The only dedicated native wild bee sanctuary in Ireland is warning much more needs to be done to protect Ireland's endangered wild bee populations.

Husband and wife team Paul Handrick and Clare-Louise Donelan own and run the 55-acre Bee Sanctuary of Ireland in Co Wicklow.

The size of 31 football pitches, the sanctuary is a mix of habitats, including wildflower meadows, wetlands and hedgerows. There are no pesticides and no fertilisers. There are also no hives.

A pair of red-tailed bumblebee search for pollen on The Bee Sanctuary of Ireland

"You say bees to people, and they immediately think of honeybees. They think the guys in suits. They think hives. But that's not what this is about," Paul said.

Six weeks ago, dozens of beekeepers brought their fears for the future of the Irish honeybee to the gates of Leinster House. They urged politicians to support legislation for a ban on the importation of non-native honeybees.

However, Paul is adamant that "honeybees, as a kept species, aren’t in trouble or endangered". Instead, he and Clare-Louise are dedicated to "our bumblebees and solitary bees - our native wild bees".

He explained: "We have taken a 55-acre farm near Tinahely and we’ve given it back to nature, I suppose. It’s habitat. It’s flowers. We have a 12-acre wetland. Our hedgerows or ditches are 40 metres wide. They are a tangle of brambles and nettles.

"It’s somewhere where the bees can thrive. If you look at the countryside. If you look at what we have done to nature. We have left very little space for nature.

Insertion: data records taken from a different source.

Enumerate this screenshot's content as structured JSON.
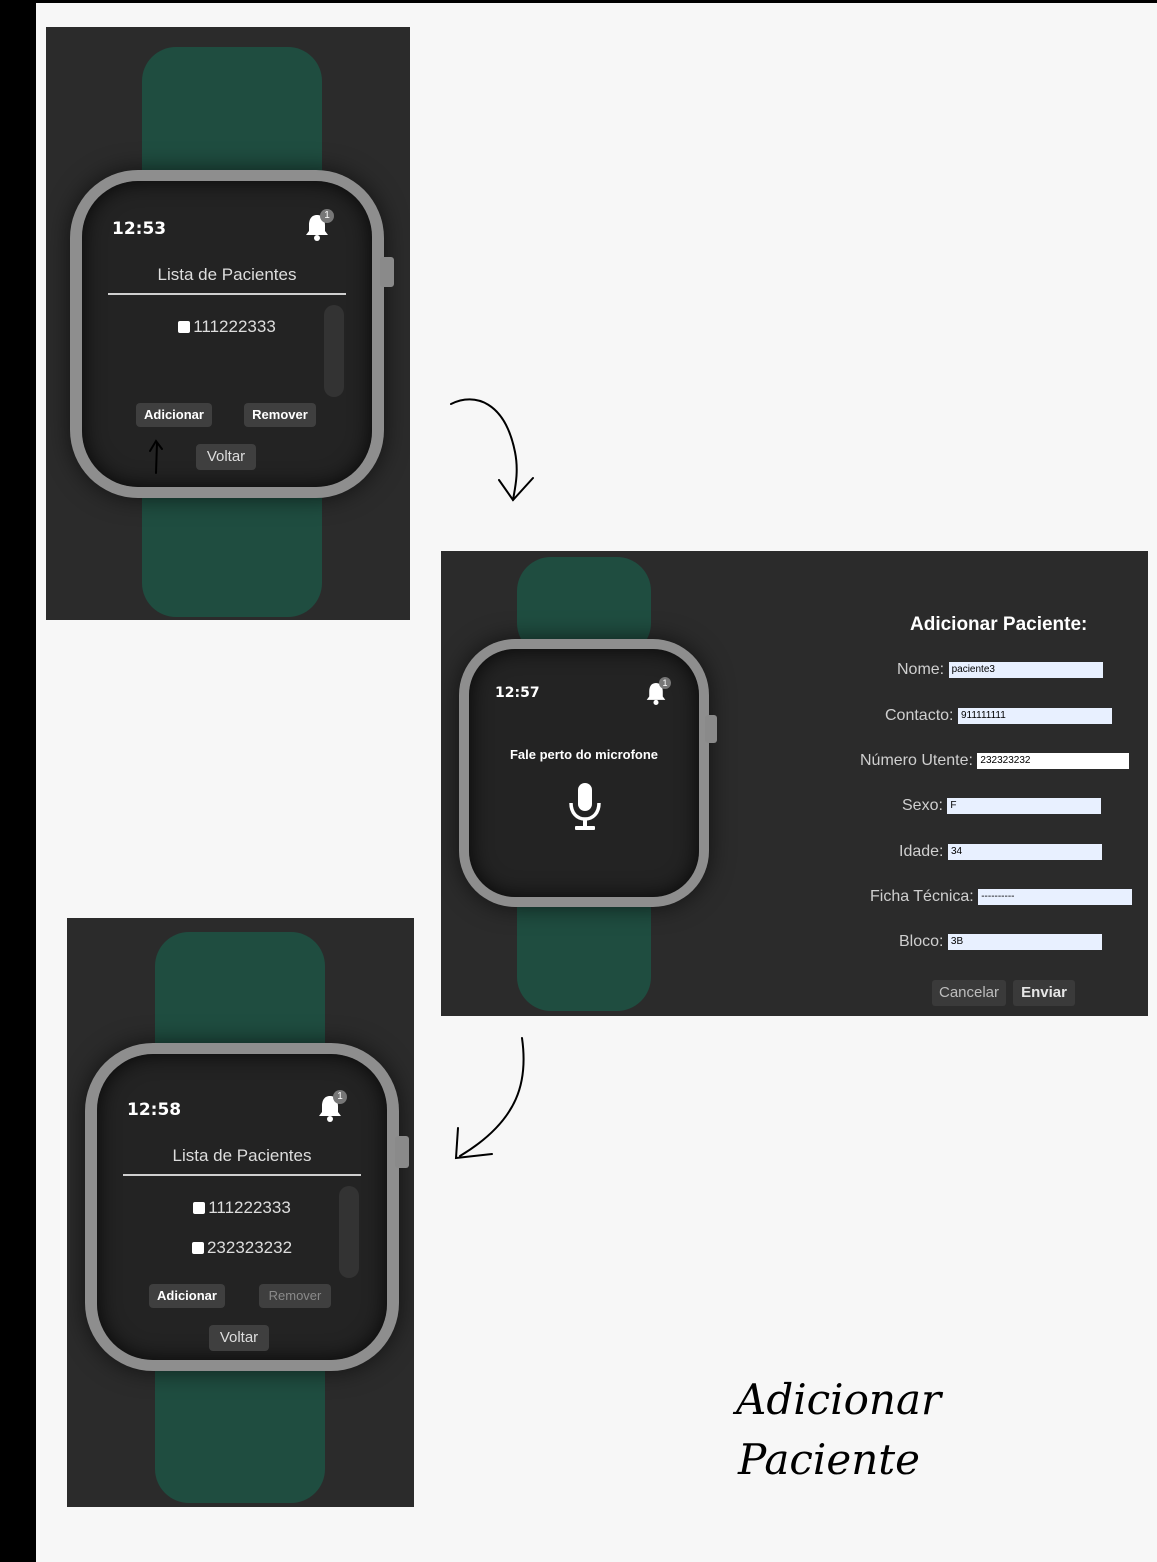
{
  "screen1": {
    "time": "12:53",
    "badge": "1",
    "title": "Lista de Pacientes",
    "items": [
      "111222333"
    ],
    "add_label": "Adicionar",
    "remove_label": "Remover",
    "back_label": "Voltar"
  },
  "screen2": {
    "time": "12:57",
    "badge": "1",
    "prompt": "Fale perto do microfone",
    "form": {
      "title": "Adicionar Paciente:",
      "fields": [
        {
          "label": "Nome:",
          "value": "paciente3"
        },
        {
          "label": "Contacto:",
          "value": "911111111"
        },
        {
          "label": "Número Utente:",
          "value": "232323232"
        },
        {
          "label": "Sexo:",
          "value": "F"
        },
        {
          "label": "Idade:",
          "value": "34"
        },
        {
          "label": "Ficha Técnica:",
          "value": "----------"
        },
        {
          "label": "Bloco:",
          "value": "3B"
        }
      ],
      "cancel_label": "Cancelar",
      "submit_label": "Enviar"
    }
  },
  "screen3": {
    "time": "12:58",
    "badge": "1",
    "title": "Lista de Pacientes",
    "items": [
      "111222333",
      "232323232"
    ],
    "add_label": "Adicionar",
    "remove_label": "Remover",
    "back_label": "Voltar"
  },
  "note": {
    "line1": "Adicionar",
    "line2": "Paciente"
  },
  "colors": {
    "panel": "#2b2b2b",
    "strap": "#1f4d40",
    "case": "#8e8e8e",
    "screen": "#232323",
    "input": "#e8f0ff"
  }
}
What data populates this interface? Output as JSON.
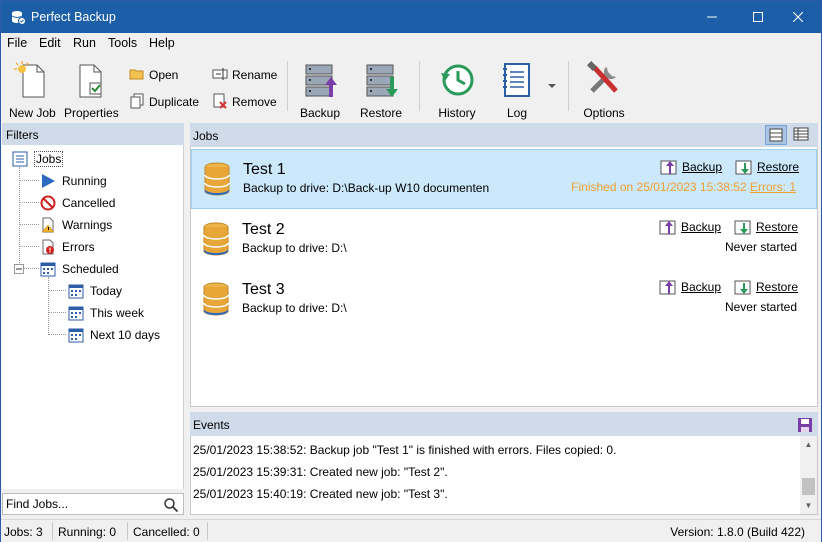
{
  "window": {
    "title": "Perfect Backup"
  },
  "menu": [
    "File",
    "Edit",
    "Run",
    "Tools",
    "Help"
  ],
  "toolbar": {
    "new_job": "New Job",
    "properties": "Properties",
    "open": "Open",
    "duplicate": "Duplicate",
    "rename": "Rename",
    "remove": "Remove",
    "backup": "Backup",
    "restore": "Restore",
    "history": "History",
    "log": "Log",
    "options": "Options"
  },
  "filters": {
    "header": "Filters",
    "items": [
      {
        "label": "Jobs"
      },
      {
        "label": "Running"
      },
      {
        "label": "Cancelled"
      },
      {
        "label": "Warnings"
      },
      {
        "label": "Errors"
      },
      {
        "label": "Scheduled"
      },
      {
        "label": "Today"
      },
      {
        "label": "This week"
      },
      {
        "label": "Next 10 days"
      }
    ],
    "search_placeholder": "Find Jobs..."
  },
  "jobs": {
    "header": "Jobs",
    "items": [
      {
        "name": "Test 1",
        "description": "Backup to drive: D:\\Back-up W10 documenten",
        "backup_label": "Backup",
        "restore_label": "Restore",
        "status": "Finished on 25/01/2023 15:38:52",
        "errors": "Errors: 1",
        "selected": true
      },
      {
        "name": "Test 2",
        "description": "Backup to drive: D:\\",
        "backup_label": "Backup",
        "restore_label": "Restore",
        "status": "Never started",
        "errors": "",
        "selected": false
      },
      {
        "name": "Test 3",
        "description": "Backup to drive: D:\\",
        "backup_label": "Backup",
        "restore_label": "Restore",
        "status": "Never started",
        "errors": "",
        "selected": false
      }
    ]
  },
  "events": {
    "header": "Events",
    "items": [
      "25/01/2023 15:38:52: Backup job \"Test 1\" is finished with errors. Files copied: 0.",
      "25/01/2023 15:39:31: Created new job: \"Test 2\".",
      "25/01/2023 15:40:19: Created new job: \"Test 3\"."
    ]
  },
  "status": {
    "jobs": "Jobs: 3",
    "running": "Running: 0",
    "cancelled": "Cancelled: 0",
    "version": "Version: 1.8.0 (Build 422)"
  },
  "colors": {
    "titlebar": "#1c5fa8",
    "selection": "#cce8fb",
    "panel_header": "#cfdbe8",
    "finished_warning": "#f0a030"
  }
}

"It’s down to our agricultural system. It’s down to what we eat, if we are going to be honest about it. And we have pushed nature to the edges.

"If we do the right things to save bees, we’ll do the right things to save the future".

The 55-acre sanctuary includes wetland and wildflower meadow habitats

Bees are very important pollinators of both crops and native plants, making them of huge economic and ecological importance to Ireland. But right now, they are in trouble.

According to Biodiversity Ireland, there are 101 bee species in Ireland, including the native Irish honeybee. Nineteen of these species are bumblebees and more than half of these are in decline. Three very rare bumblebees are threatened with extinction.

Most of the other 81 bee species in Ireland are solitary and nearly half of these solitary species are in decline.

Paul said: "People always ask me what Ireland will look like without any bees. My response is let’s not find out. Let’s not take that risk and find out.

"They pollinate, I think, 75% of our flowers, our wildflowers, they pollinate. And it’s not just bees. There are butterflies. There are hoverflies. Wasps get bad press but they’re vital to us. Nature doesn’t put anything there that doesn’t need to be there."

Paul describes himself as a "reluctant activist". However, he believes that by saving the bees, human beings can save the planet.

"Bees are for life, not just for honey. That’s what we say to people. Just think about that. And change. Please change."

In our 'Climate Heroes' series of reports, we shine a light on the people who are stepping up to protect our environment and tackle climate change. While these people come from all walks of life, they share a common purpose to improve the world around us.